The following advantages make math worksheets worthwhile to introduce in any grade:
The child's understanding of numbers is improved by comparing whole numbers worksheets.
Children constantly evaluate objects (toys or foods), deciding which is best for them, and this is why comparisons are so important in real life. Children don't understand the significance of numbers unless they can use them in everyday situations.
Children can discover this link with the use of a worksheet on comparing numbers. With the help of these educational tools, children learn how to recognize items, compare them based on quantity, and give them numerical values. These cognitive processes will generally aid little children in understanding the nature of numbers.
Worksheets for comparing whole numbers strengthen counting abilities.
As soon as they begin learning numbers, children understand how to count. Worksheets for comparing numbers assist children with counting when several concepts of elementary math cross and merge. Children get more adept at counting when they compare objects based on quantity more often. Because rote counting is the basis for this form of comparison.
Worksheets for Comparing Two-Digit Numbers Improve Concentration and Attention.
Children's concentration and interest span, which are necessary for studying more complex math topics later on, are also developed through comparing numbers worksheets. Children will learn to concentrate their attention on groups of objects by counting and comparing things and numbers, while continuously looking at several objects.
Learning to subtract two- and three-digit numbers, measurement, and, regrouping were the main topics in second grade. Intermediate multiplication and division, geometry, patterns, number sense, and probability are some of the more difficult subjects covered in the third grade. Your child will be capable of performing mental math calculations, interpreting graphs, working with fractions, estimating, and predicting probabilities and outcomes by the end of the third grade.
Although the curriculum for second-grade students varies from school to school, there are some themes that many teachers emphasize, particularly in mathematics.
Your child will keep investigating mathematical reasoning in second grade. Additionally, they'll begin to see how one number fact relates to the others in a logical manner. In contrast to kindergarten and first grade, second-grade students start using numbers in practical contexts.
In addition to discovering how to add and subtract by regrouping, your children will continue to study place value. As a warm-up for understanding multiplication tables, children will practice "skip counting" and examine fundamental fractions to understand how they connect to a whole.
They will also learn fundamental financial literacy, units of measurement, and how those measurements relate to one another like feet make yards, inches make feet, etc. Additionally, they will learn how to read thermometers in both Celsius and Fahrenheit.
Most children may find it challenging to repeat the series of numbers as they mark the items off the list. As the quantity of things increases or if the children must consider the number that will come after, this becomes even more challenging. It will be beneficial to request that children count slowly.
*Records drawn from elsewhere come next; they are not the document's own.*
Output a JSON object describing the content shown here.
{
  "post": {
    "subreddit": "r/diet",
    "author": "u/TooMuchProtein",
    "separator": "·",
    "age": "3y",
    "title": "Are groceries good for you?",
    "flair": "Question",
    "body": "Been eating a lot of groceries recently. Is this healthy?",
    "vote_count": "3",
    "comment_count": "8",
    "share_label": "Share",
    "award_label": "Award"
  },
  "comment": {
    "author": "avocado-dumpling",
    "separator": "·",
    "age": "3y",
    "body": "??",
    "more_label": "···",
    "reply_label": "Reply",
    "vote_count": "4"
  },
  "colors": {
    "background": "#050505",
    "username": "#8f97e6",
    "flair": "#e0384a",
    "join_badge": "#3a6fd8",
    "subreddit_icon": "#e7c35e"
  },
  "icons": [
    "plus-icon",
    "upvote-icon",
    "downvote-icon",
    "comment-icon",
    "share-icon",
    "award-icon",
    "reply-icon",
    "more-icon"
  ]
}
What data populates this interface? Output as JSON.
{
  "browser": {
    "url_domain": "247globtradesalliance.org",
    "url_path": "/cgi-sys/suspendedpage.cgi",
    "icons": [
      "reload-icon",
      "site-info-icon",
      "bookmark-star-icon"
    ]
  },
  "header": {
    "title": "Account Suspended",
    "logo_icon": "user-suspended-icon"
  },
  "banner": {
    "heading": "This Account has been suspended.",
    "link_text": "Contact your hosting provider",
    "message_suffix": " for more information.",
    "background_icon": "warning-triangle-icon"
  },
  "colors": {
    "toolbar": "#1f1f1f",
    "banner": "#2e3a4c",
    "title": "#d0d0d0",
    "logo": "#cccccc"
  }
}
The more meaningful the settings in which children count, the more engaged children will be. Allow children to count actual objects throughout the day. It's nice to keep going after 10, as the numbers immediately after 10 can be the most challenging. Don't forget to vary the objects they are counting in terms of size, color, and placement.
Number exposure begins at a young age. “How frequently have you said out loud how many fingers your child has?” is a widely known example.
Between the ages of 18 months and 2 years, however, is when you can begin teaching your child about numbers. They will find number rhymes and books about numbers entertaining at this age. Simple things like three oranges or two dogs can be counted.
Due to their frequent usage, children frequently learn the numbers one through five without much assistance from their parents. Without any additional work on anyone's part, these straightforward everyday chores promote knowledge.
One of the simplest ways for young children in preschool and kindergarten to learn their numbers is through songs and rhymes about numbers. You might be surprised to learn how many number rhymes you actually know.
As for the songs, there are many songs that you can listen from Youtube. Furthermore, it is important to remember in showing your fingers when singing these rhymes and songs so that your children can connect the number to the number of fingers you are holding up.